• WHAT TO DO: Count the lines in the records below that contain the word "搭接头所占长度", and give only that number.

---- DATA FOR PROCESSING

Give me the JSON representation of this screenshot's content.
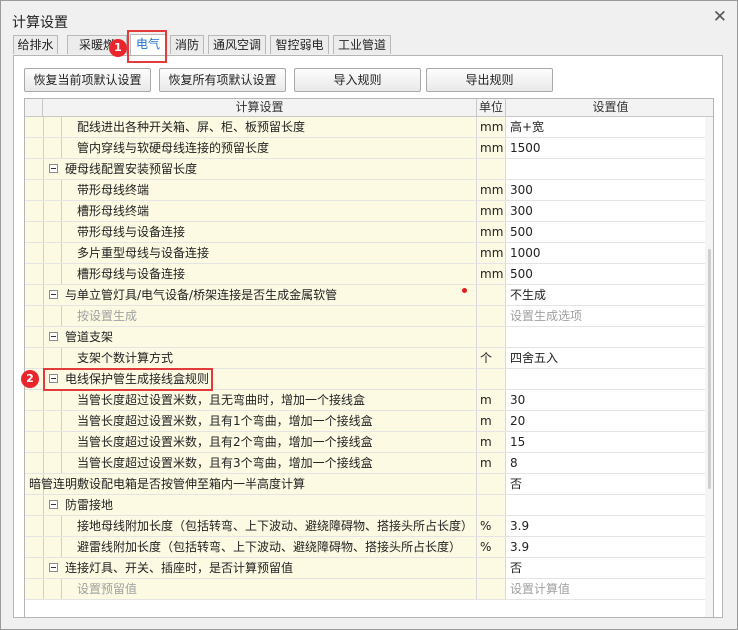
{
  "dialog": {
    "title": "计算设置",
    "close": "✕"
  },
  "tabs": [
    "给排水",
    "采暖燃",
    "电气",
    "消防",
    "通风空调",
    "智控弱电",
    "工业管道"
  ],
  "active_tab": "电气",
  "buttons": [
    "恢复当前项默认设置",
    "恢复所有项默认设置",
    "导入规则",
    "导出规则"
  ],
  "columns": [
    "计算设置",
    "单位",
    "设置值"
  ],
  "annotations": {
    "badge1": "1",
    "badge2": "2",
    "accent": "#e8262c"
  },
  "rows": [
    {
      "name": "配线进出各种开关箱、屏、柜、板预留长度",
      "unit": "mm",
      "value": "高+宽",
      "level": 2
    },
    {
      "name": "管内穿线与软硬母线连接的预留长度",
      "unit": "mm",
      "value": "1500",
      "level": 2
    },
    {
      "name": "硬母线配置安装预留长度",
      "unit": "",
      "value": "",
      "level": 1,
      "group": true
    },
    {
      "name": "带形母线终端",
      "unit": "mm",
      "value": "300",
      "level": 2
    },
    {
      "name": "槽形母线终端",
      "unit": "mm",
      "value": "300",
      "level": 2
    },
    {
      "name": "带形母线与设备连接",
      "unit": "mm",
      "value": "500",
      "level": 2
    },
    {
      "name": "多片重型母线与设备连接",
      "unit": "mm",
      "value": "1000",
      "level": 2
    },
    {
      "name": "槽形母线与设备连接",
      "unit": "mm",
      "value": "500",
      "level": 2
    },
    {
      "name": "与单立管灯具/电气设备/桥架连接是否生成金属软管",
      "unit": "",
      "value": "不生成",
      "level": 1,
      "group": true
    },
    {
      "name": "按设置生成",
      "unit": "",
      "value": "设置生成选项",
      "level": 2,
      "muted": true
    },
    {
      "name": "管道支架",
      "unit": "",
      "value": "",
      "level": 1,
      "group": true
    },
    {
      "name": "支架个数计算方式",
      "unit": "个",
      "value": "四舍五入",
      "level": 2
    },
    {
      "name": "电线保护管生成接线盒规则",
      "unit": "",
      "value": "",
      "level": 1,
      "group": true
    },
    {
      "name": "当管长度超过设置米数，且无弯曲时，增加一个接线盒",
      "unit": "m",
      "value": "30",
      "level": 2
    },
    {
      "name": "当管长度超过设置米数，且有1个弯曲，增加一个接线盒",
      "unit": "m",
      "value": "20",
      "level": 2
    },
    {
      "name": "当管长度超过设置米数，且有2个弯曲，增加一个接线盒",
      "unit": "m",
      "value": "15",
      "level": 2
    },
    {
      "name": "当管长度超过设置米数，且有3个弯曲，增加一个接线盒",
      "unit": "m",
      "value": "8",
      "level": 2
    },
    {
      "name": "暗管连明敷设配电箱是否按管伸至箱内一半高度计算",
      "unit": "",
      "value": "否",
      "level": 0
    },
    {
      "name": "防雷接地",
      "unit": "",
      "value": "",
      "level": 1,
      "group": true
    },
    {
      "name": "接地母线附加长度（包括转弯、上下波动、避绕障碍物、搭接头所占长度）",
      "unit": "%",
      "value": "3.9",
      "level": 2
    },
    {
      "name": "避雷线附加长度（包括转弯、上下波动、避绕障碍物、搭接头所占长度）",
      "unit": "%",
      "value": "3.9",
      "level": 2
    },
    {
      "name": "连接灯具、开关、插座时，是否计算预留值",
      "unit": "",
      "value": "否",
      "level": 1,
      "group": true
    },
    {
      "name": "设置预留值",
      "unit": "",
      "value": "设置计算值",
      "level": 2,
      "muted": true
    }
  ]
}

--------
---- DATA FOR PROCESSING

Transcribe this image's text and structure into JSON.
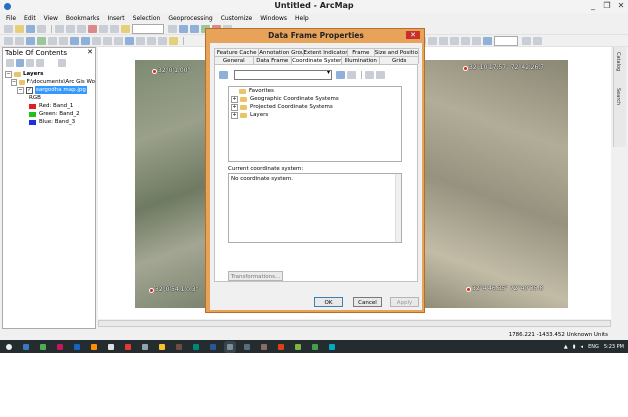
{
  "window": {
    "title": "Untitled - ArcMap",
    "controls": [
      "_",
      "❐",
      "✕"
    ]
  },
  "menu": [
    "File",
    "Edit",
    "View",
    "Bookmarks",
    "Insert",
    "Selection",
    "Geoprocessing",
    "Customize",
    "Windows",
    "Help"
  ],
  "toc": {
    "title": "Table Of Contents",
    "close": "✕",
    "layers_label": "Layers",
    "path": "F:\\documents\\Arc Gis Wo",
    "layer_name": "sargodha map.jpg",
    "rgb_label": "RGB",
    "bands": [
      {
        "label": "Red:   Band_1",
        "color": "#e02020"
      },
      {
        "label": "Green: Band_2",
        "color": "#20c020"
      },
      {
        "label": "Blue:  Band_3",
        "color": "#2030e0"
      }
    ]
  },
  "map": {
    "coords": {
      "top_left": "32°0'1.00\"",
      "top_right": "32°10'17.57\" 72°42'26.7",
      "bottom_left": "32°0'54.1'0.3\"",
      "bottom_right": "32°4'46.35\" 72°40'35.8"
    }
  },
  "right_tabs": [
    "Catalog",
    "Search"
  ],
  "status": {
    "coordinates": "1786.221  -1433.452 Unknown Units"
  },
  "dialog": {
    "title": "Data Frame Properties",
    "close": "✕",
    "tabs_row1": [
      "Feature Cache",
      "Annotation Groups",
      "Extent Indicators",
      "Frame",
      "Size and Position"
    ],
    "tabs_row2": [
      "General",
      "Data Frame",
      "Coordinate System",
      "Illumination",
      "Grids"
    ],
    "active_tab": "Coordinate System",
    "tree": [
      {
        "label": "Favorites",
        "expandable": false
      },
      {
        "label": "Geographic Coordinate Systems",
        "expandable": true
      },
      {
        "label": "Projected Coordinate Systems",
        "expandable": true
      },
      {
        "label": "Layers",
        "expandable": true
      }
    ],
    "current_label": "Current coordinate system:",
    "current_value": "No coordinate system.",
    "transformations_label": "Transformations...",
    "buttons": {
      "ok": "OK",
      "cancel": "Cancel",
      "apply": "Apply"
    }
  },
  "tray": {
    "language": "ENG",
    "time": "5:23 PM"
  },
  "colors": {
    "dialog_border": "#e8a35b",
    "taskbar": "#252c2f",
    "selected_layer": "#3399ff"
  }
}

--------

• RESULT: 2